Then we signed Nick Gorski from out of Richmond, Va. Nick Gorski played at Benedictine High School. Obviously we like his size. He has a skill set – he can handle the ball, he can shoot, he can pass and shoot the ball well for a guy his size. He has a brother that played at UIC up in Chicago. So he has a great pedigree. And he’s not far from here – he’s from Richmond. I think he’ll be a good fit. Both guys fit that Patriot League [profile]. They fit that academic index, the type of guys we’re looking for. Stuff is going to change with our recruiting philosophy now that we’re going to the Patriot League instead of the MAAC.
Recruiting Baltimore was a very big priority when Loyola played in the MAAC. I imagine that would continue to some extent with Booth on staff. But do you expect priorities to change with the Patriot League? Will recruiting territories change given the academic standards of the Patriot League?
Well first of all, even in the MAAC, we always recruited the best student-athletes, no matter where they were. Obviously with us switching to the Patriot League – the MAAC is more of like a northeastern basketball league; the Patriot League is a nationally known conference, kind of like the Ivy League. When I took the job, I did some research. Most of the players come from California, Texas, Minnesota, Florida. So we’re going to have to recruit nationally.
The biggest difference for us is that locally, we’re still going to recruit hard because the Baltimore Catholic League and the [Washington Catholic Athletic Conference], we have great students coming from those schools and they have great basketball. So we’re still going to recruit the DMV really, really hard. For us, we’re going to have to hit the West Coast, spend more money travelling on recruiting, because it is a national league.
Just to be associated with teams like Bucknell, Lehigh and Holy Cross, just to be associated with those guys is really, really important for us, athletically and academically. With us and [Boston University] coming into the conference, with our history athletic-wise and our history academic-wise, hopefully it's just going to build and make our league a lot better. The Patriot League has been very successful. They’re going to have two guys get drafted, probably in the first round, in [Bucknell’s] Mike Muscala and [Lehigh’s] C.J. McCollum. The MAAC hasn’t had that happen in a long time. They never had two guys in the first round. Patriot League is about to do it this year.

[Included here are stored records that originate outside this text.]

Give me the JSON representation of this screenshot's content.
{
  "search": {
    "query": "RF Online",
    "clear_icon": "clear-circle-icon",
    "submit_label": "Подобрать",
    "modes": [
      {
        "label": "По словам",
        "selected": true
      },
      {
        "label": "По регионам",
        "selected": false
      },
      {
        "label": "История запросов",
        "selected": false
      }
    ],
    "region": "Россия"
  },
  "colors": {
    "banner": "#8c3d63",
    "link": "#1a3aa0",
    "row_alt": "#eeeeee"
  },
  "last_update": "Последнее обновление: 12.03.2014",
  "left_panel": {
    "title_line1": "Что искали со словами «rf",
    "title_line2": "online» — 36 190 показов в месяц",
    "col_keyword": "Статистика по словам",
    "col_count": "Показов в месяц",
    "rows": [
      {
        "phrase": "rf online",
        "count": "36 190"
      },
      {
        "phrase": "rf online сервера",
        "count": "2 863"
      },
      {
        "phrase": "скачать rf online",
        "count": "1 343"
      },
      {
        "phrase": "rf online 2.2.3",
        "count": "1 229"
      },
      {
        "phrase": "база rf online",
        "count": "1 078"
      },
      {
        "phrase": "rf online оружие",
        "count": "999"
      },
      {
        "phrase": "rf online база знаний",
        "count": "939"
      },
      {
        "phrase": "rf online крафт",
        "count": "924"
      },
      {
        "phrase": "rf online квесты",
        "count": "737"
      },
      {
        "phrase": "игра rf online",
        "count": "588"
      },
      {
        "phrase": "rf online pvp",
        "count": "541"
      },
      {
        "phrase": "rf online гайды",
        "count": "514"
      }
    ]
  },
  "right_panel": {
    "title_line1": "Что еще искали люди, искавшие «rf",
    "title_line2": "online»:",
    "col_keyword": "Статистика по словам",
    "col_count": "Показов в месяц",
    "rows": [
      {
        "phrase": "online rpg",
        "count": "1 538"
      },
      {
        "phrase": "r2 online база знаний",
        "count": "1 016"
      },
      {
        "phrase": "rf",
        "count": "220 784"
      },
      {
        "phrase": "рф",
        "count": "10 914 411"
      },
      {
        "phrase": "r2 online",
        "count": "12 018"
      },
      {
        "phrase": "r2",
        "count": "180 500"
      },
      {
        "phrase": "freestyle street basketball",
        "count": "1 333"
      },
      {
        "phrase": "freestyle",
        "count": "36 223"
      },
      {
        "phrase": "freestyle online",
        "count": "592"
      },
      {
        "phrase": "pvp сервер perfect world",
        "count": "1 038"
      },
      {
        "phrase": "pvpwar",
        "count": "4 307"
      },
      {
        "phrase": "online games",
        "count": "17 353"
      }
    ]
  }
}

We’ve established relationships with Bucknell. We played them the last four years. Won at their place twice, they won here twice. So we know their league. We played BU the last couple years, so we’re familiar with them. We know [former Mount St. Mary’s] coach [Milan] Brown at Holy Cross. We’ve played American in the past. The thing we want to do is establish a rivalry with Navy and with American. Now we get to go to D.C. every year and we get to go to Annapolis every year. That’s going to be a big recruiting tool, and I think that’s going to be big for us as a school, having those teams locally and establishing some great rivalries that way.